The White Stork Project’s first four chicks of the season have now hatched, the organisation announced yesterday.
Posting on their website, they released the following statement:
“It’s THAT time of the year again… WE HAVE OUR FIRST CHICKS!
Earlier last week eggs began to hatch in the two nests from last year and we have confirmed the chicks are doing well. We have more eggs due to hatch throughout May.
If you are visiting Knepp, please remember to stick to the marked routes and keep your distance from our nests, this is a really sensitive time for our storks. Thank you.”
The project was first launched in 2016, with the goal of establishing 50 breeding pairs in Britain by 2030. The Knepp Estate in West Sussex was one of the the primary release sites for the white storks, and saw the first wild chicks to hatch in centuries just last year. It is thought that, until the introduction of the project, the species had been extinct in Britain since the 1400s.
Speaking last year following the birth of the first chicks, Isabella Tree, the co-owner of Knepp, said “I love the storks’ association with rebirth and bringing new life. They are such a hopeful symbol for rewilding.”
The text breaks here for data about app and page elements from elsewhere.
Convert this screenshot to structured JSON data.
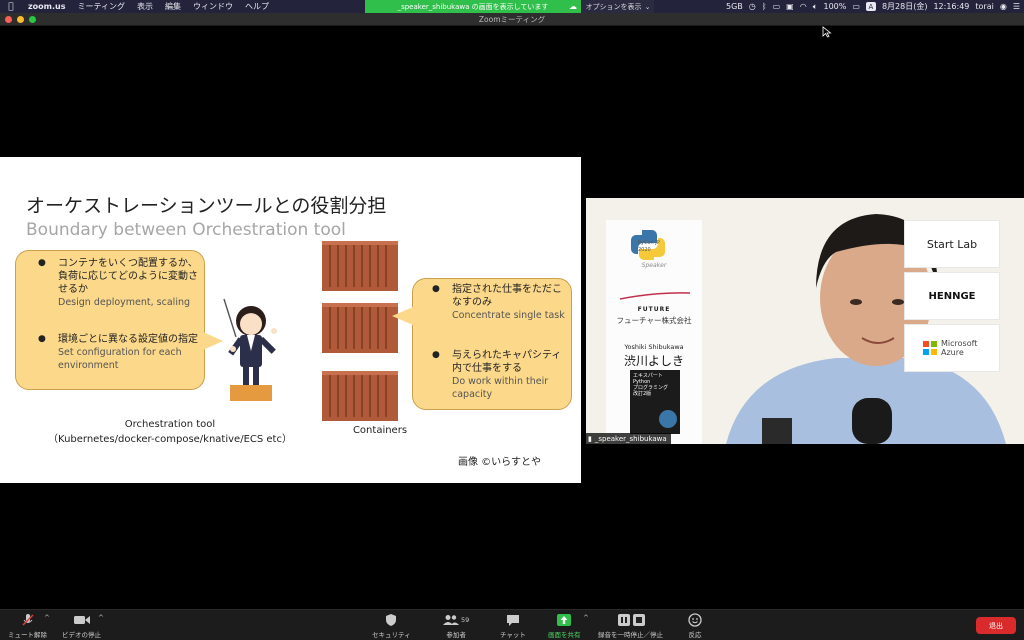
{
  "menubar": {
    "app_name": "zoom.us",
    "menus": [
      "ミーティング",
      "表示",
      "編集",
      "ウィンドウ",
      "ヘルプ"
    ],
    "share_banner": "_speaker_shibukawa の画面を表示しています",
    "options_button": "オプションを表示",
    "status": {
      "gb": "5GB",
      "battery": "100%",
      "input_method": "A",
      "date": "8月28日(金)",
      "time": "12:16:49",
      "user": "torai"
    }
  },
  "window": {
    "title": "Zoomミーティング"
  },
  "slide": {
    "title_ja": "オーケストレーションツールとの役割分担",
    "title_en": "Boundary between Orchestration tool",
    "left_bullets": [
      {
        "ja": "コンテナをいくつ配置するか、負荷に応じてどのように変動させるか",
        "en": "Design deployment, scaling"
      },
      {
        "ja": "環境ごとに異なる設定値の指定",
        "en": "Set configuration for each environment"
      }
    ],
    "right_bullets": [
      {
        "ja": "指定された仕事をただこなすのみ",
        "en": "Concentrate single task"
      },
      {
        "ja": "与えられたキャパシティ内で仕事をする",
        "en": "Do work within their capacity"
      }
    ],
    "orchestration_caption_line1": "Orchestration tool",
    "orchestration_caption_line2": "（Kubernetes/docker-compose/knative/ECS etc）",
    "containers_caption": "Containers",
    "credit": "画像 ©いらすとや"
  },
  "video": {
    "participant_name": "_speaker_shibukawa",
    "speaker_panel": {
      "pycon_line1": "PyCon JP",
      "pycon_line2": "2020",
      "role": "Speaker",
      "company_logo": "FUTURE",
      "company": "フューチャー株式会社",
      "name_en": "Yoshiki Shibukawa",
      "name_ja": "渋川よしき",
      "book_line1": "エキスパート",
      "book_line2": "Python",
      "book_line3": "プログラミング",
      "book_line4": "改訂2版"
    },
    "sponsors": [
      "Start Lab",
      "HENNGE",
      "Microsoft",
      "Azure"
    ]
  },
  "toolbar": {
    "mute": "ミュート解除",
    "video": "ビデオの停止",
    "security": "セキュリティ",
    "participants": "参加者",
    "participant_count": "59",
    "chat": "チャット",
    "share": "画面を共有",
    "record": "録音を一時停止／停止",
    "reactions": "反応",
    "leave": "退出"
  },
  "colors": {
    "bubble": "#fbd88a",
    "share_banner": "#2fbf4a",
    "leave": "#d92b2b",
    "container": "#b05a3a"
  }
}
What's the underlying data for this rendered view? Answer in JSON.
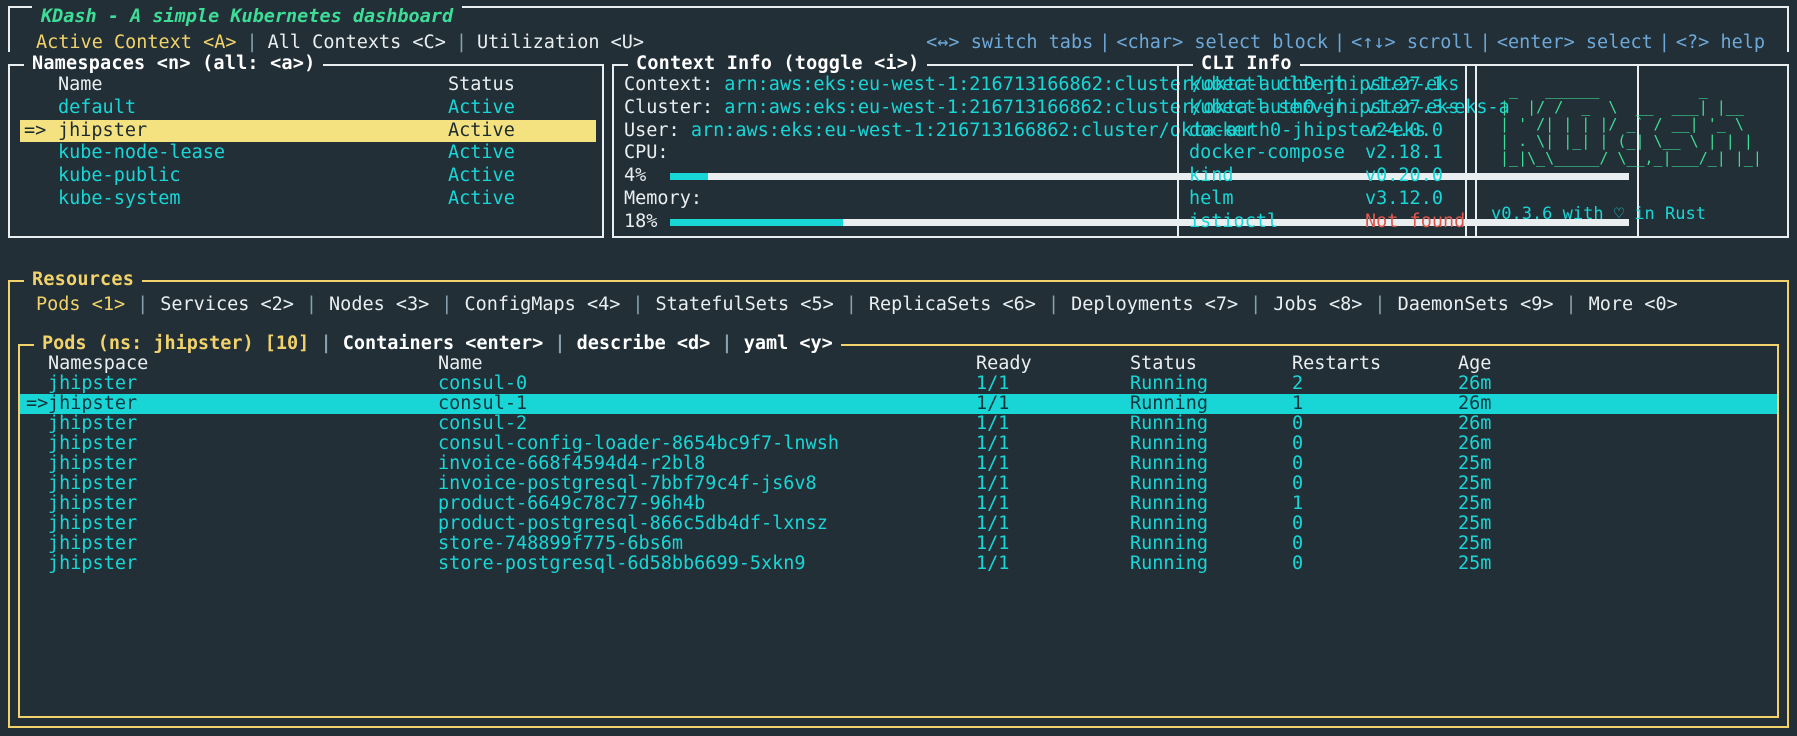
{
  "app": {
    "title": "KDash - A simple Kubernetes dashboard",
    "tabs": [
      {
        "label": "Active Context <A>",
        "active": true
      },
      {
        "label": "All Contexts <C>",
        "active": false
      },
      {
        "label": "Utilization <U>",
        "active": false
      }
    ],
    "help": [
      "<↔> switch tabs",
      "<char> select block",
      "<↑↓> scroll",
      "<enter> select",
      "<?> help"
    ]
  },
  "namespaces": {
    "title": "Namespaces <n> (all: <a>)",
    "columns": [
      "Name",
      "Status"
    ],
    "rows": [
      {
        "arrow": "",
        "name": "default",
        "status": "Active",
        "selected": false
      },
      {
        "arrow": "=>",
        "name": "jhipster",
        "status": "Active",
        "selected": true
      },
      {
        "arrow": "",
        "name": "kube-node-lease",
        "status": "Active",
        "selected": false
      },
      {
        "arrow": "",
        "name": "kube-public",
        "status": "Active",
        "selected": false
      },
      {
        "arrow": "",
        "name": "kube-system",
        "status": "Active",
        "selected": false
      }
    ]
  },
  "context_info": {
    "title": "Context Info (toggle <i>)",
    "context_label": "Context:",
    "context_value": "arn:aws:eks:eu-west-1:216713166862:cluster/okta-auth0-jhipster-eks",
    "cluster_label": "Cluster:",
    "cluster_value": "arn:aws:eks:eu-west-1:216713166862:cluster/okta-auth0-jhipster-eks",
    "user_label": "User:",
    "user_value": "arn:aws:eks:eu-west-1:216713166862:cluster/okta-auth0-jhipster-eks",
    "cpu_label": "CPU:",
    "cpu_pct_text": "4%",
    "cpu_pct": 4,
    "memory_label": "Memory:",
    "memory_pct_text": "18%",
    "memory_pct": 18
  },
  "cli_info": {
    "title": "CLI Info",
    "rows": [
      {
        "name": "kubectl client",
        "version": "v1.27.1",
        "missing": false
      },
      {
        "name": "kubectl server",
        "version": "v1.27.3-eks-a",
        "missing": false
      },
      {
        "name": "docker",
        "version": "v24.0.0",
        "missing": false
      },
      {
        "name": "docker-compose",
        "version": "v2.18.1",
        "missing": false
      },
      {
        "name": "kind",
        "version": "v0.20.0",
        "missing": false
      },
      {
        "name": "helm",
        "version": "v3.12.0",
        "missing": false
      },
      {
        "name": "istioctl",
        "version": "Not found",
        "missing": true
      }
    ]
  },
  "logo": {
    "ascii": "  _   ______           _\n |  |/ /  _  \\  __  ___| |__\n | ' /| | | |/ _` / __| '_ \\\n | . \\| |_| | (_| \\__ \\ | | |\n |_|\\_\\_____/ \\__,_|___/_| |_|",
    "version_line": "v0.3.6 with ♡ in Rust"
  },
  "resources": {
    "title": "Resources",
    "tabs": [
      {
        "label": "Pods <1>",
        "active": true
      },
      {
        "label": "Services <2>",
        "active": false
      },
      {
        "label": "Nodes <3>",
        "active": false
      },
      {
        "label": "ConfigMaps <4>",
        "active": false
      },
      {
        "label": "StatefulSets <5>",
        "active": false
      },
      {
        "label": "ReplicaSets <6>",
        "active": false
      },
      {
        "label": "Deployments <7>",
        "active": false
      },
      {
        "label": "Jobs <8>",
        "active": false
      },
      {
        "label": "DaemonSets <9>",
        "active": false
      },
      {
        "label": "More <0>",
        "active": false
      }
    ]
  },
  "pods": {
    "title_main": "Pods (ns: jhipster) [10]",
    "title_actions": [
      "Containers <enter>",
      "describe <d>",
      "yaml <y>"
    ],
    "columns": [
      "Namespace",
      "Name",
      "Ready",
      "Status",
      "Restarts",
      "Age"
    ],
    "rows": [
      {
        "arrow": "",
        "namespace": "jhipster",
        "name": "consul-0",
        "ready": "1/1",
        "status": "Running",
        "restarts": "2",
        "age": "26m",
        "selected": false
      },
      {
        "arrow": "=>",
        "namespace": "jhipster",
        "name": "consul-1",
        "ready": "1/1",
        "status": "Running",
        "restarts": "1",
        "age": "26m",
        "selected": true
      },
      {
        "arrow": "",
        "namespace": "jhipster",
        "name": "consul-2",
        "ready": "1/1",
        "status": "Running",
        "restarts": "0",
        "age": "26m",
        "selected": false
      },
      {
        "arrow": "",
        "namespace": "jhipster",
        "name": "consul-config-loader-8654bc9f7-lnwsh",
        "ready": "1/1",
        "status": "Running",
        "restarts": "0",
        "age": "26m",
        "selected": false
      },
      {
        "arrow": "",
        "namespace": "jhipster",
        "name": "invoice-668f4594d4-r2bl8",
        "ready": "1/1",
        "status": "Running",
        "restarts": "0",
        "age": "25m",
        "selected": false
      },
      {
        "arrow": "",
        "namespace": "jhipster",
        "name": "invoice-postgresql-7bbf79c4f-js6v8",
        "ready": "1/1",
        "status": "Running",
        "restarts": "0",
        "age": "25m",
        "selected": false
      },
      {
        "arrow": "",
        "namespace": "jhipster",
        "name": "product-6649c78c77-96h4b",
        "ready": "1/1",
        "status": "Running",
        "restarts": "1",
        "age": "25m",
        "selected": false
      },
      {
        "arrow": "",
        "namespace": "jhipster",
        "name": "product-postgresql-866c5db4df-lxnsz",
        "ready": "1/1",
        "status": "Running",
        "restarts": "0",
        "age": "25m",
        "selected": false
      },
      {
        "arrow": "",
        "namespace": "jhipster",
        "name": "store-748899f775-6bs6m",
        "ready": "1/1",
        "status": "Running",
        "restarts": "0",
        "age": "25m",
        "selected": false
      },
      {
        "arrow": "",
        "namespace": "jhipster",
        "name": "store-postgresql-6d58bb6699-5xkn9",
        "ready": "1/1",
        "status": "Running",
        "restarts": "0",
        "age": "25m",
        "selected": false
      }
    ]
  },
  "colors": {
    "background": "#222f36",
    "border": "#e9eef1",
    "accent_yellow": "#f2d36b",
    "accent_cyan": "#19d6d6",
    "accent_green": "#3ddc97",
    "help_blue": "#6ea8d8",
    "error_red": "#e0564b"
  }
}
It will take the chicks 60 days to grow large enough to fly, at which point they are likely to move south for three years or more before returning to England when they are ready to breed.